5 Most Greatest Achivements of the Human Mind

5. Evolutionary Theory

Probably the most controversial entry on this list, evolution inspires more heated debate and animosity between its adherents and detractors than any other scientific theory, but let’s get a couple of points out of the way. Darwin never stated that humans evolved from apes; they both have a common ancestor. Also, ‘On the Origin of Species’ (published in 1859) only mentions human evolution in passing, for two reasons: Darwin was wary of the response (‘Vestiges of Creation’ in 1844 had met with controversy), and there wasn’t enough evidence available at the time to make a detailed analysis of human evolution. That said, Darwin’s book brought about a classic paradigm shift; never again could man look at the natural world around him the same way (or himself, for that matter). As for Darwin, over the years his religious beliefs had eroded. By 1859, Darwin considered all religions equally valid, and was critical of the Biblical account of creation. The death of his daughter Anne in 1851 at age 10 had also contributed to his loss of faith, and he stopped attending church entirely (though he never quite became a total atheist).

4. Quantum Mechanics

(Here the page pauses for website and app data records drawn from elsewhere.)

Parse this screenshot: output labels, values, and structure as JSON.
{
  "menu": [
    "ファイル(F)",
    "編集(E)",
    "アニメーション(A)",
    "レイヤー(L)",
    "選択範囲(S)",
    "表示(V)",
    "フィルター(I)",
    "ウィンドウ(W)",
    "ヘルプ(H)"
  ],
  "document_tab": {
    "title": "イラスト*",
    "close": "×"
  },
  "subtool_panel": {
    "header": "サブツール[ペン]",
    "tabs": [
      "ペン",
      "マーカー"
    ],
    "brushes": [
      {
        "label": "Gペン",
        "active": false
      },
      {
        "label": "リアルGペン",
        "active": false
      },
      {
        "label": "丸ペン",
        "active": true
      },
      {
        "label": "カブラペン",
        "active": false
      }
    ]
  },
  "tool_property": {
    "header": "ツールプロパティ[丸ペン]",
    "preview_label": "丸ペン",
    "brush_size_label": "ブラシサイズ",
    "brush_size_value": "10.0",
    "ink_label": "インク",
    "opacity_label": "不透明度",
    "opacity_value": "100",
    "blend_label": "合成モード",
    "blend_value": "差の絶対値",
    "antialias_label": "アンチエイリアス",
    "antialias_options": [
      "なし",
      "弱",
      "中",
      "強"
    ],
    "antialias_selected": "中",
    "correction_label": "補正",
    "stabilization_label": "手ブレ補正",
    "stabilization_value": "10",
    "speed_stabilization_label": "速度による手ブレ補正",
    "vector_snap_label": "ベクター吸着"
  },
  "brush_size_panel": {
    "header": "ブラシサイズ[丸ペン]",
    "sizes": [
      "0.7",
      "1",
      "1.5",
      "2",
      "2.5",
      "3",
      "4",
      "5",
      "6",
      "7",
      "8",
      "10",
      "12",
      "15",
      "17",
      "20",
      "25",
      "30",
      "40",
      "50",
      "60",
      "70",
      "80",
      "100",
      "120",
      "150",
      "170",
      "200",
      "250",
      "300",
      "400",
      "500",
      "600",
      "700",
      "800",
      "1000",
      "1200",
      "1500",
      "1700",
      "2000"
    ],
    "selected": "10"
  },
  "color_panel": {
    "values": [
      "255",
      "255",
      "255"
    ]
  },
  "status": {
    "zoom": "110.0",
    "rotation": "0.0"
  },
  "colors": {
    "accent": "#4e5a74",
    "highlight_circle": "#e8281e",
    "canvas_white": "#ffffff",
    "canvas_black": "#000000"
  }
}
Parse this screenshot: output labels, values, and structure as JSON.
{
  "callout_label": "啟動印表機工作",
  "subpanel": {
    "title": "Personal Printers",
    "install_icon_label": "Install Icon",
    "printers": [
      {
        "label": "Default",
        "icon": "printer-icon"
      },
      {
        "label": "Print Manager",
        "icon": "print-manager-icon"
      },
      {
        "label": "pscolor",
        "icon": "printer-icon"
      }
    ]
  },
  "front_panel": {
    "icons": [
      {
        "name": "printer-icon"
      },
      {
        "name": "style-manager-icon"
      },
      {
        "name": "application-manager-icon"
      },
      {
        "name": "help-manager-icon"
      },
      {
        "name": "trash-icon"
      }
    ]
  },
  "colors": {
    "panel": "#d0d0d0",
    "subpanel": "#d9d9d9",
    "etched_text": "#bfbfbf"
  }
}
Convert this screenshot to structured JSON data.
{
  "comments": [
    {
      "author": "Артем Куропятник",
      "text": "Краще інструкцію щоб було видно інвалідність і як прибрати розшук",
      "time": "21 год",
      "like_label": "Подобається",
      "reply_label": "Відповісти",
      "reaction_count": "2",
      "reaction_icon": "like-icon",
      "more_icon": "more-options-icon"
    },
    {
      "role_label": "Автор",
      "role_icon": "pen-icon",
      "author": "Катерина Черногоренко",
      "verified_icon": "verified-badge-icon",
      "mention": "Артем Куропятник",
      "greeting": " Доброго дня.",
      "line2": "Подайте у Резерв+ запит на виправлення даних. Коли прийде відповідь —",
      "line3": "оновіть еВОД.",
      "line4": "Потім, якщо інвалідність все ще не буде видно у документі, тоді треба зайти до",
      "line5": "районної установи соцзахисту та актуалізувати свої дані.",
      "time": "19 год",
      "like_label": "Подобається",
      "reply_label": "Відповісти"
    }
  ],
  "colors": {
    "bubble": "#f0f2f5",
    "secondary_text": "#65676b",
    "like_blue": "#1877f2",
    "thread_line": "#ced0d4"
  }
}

Whereas relativity theory (entry 2) was the product of a single mind, the contributors to quantum mechanics read like a physics hall of fame: Rutherford, Bohr, Planck, Schroedinger, Pauli, Heisenberg, Dirac, Feynman, Gell-Mann, to name a few (Einstein also made important early contributions, but grew to dislike quantum mechanic’s bizarre, counter-intuitive nature). Also, it took several decades and many arguments to bring quantum mechanics to fruition. The frontiers of quantum mechanics are still expanding as ever-deeper levels of matter are probed by powerful particle accelerators and powerful minds alike.

3. Relativity Theory

Like Newton before him, Albert Einstein was an outsider. Often bemused and frequently saddened by the human world, he considered the secrets of nature the deepest problems anyone could face. Mostly unconcerned with worldly affairs, Einstein’s genius took science to unparalleled heights. Any one of the three papers he produced in his ‘miracle year’ of 1905 would have won him the Nobel Prize; it turned out to be his work on the photoelectric effect which did so, but it was special relativity (and in 1915 general relativity) which would seal his reputation as the greatest physicist since Newton, and one of the greatest thinkers in history. In order to redefine the nature of matter, gravity, mass, and energy, Einstein had to draw together mathematical subjects such as differential geometry, tensor analysis, and electromagnetic theory (tales of Einstein’s poor skills in mathematics are entirely myth).

2. Philosophiae Naturalis Principia Mathematica

Though he had to share the development of calculus with Leibniz, Newton can claim the theory of gravity for himself, and it is in the ‘Principia’ (published in 1687) that Newton presents the law of universal gravitation. Using classical geometry and the method of ‘fluxions’ and ‘fluents’ (what we today call differential and integral calculus), Newton could account not just for the fall of an apple, but ballistic trajectories, the orbits of moons and planets, and the motions of stars. With ‘Principia’, physics took a mighty leap forward. As the poet Alexander Pope put it ‘Nature and nature’s laws lay hid in night; God said “Let Newton be” and all was light.’

1. Infinitesimal Calculus

Differential and integral calculus were developed separately by two men who could not have been more different: Isaac Newton was secretive, obsessive, and generally shunned company; personal grooming and even eating took second place to his work. Gottfried Leibniz was charming, well-dressed, had a wide circle of friends, and was the toast of German intellectual circles. Trouble between Newton and Leibniz began over the matter of who discovered calculus first. In 1675 Leibniz used integral calculus for the first time, but did not publish his results until 1684. Newton had already worked out both differential and integral methods in 1666 (which he had employed in his work on gravitation), but did not publish until 1693. Leibniz’s publication and the urging of colleagues prompted Newton to hastily publish his own results. Initially they were more or less cordial on the subject of their mutual discovery, but quickly became enemies, a situation made worse by the interference of supporters. Today both men are credited with the discovery of something without which advanced engineering and physics would be impossible, the messy details of their dispute being left for the historians to mull over.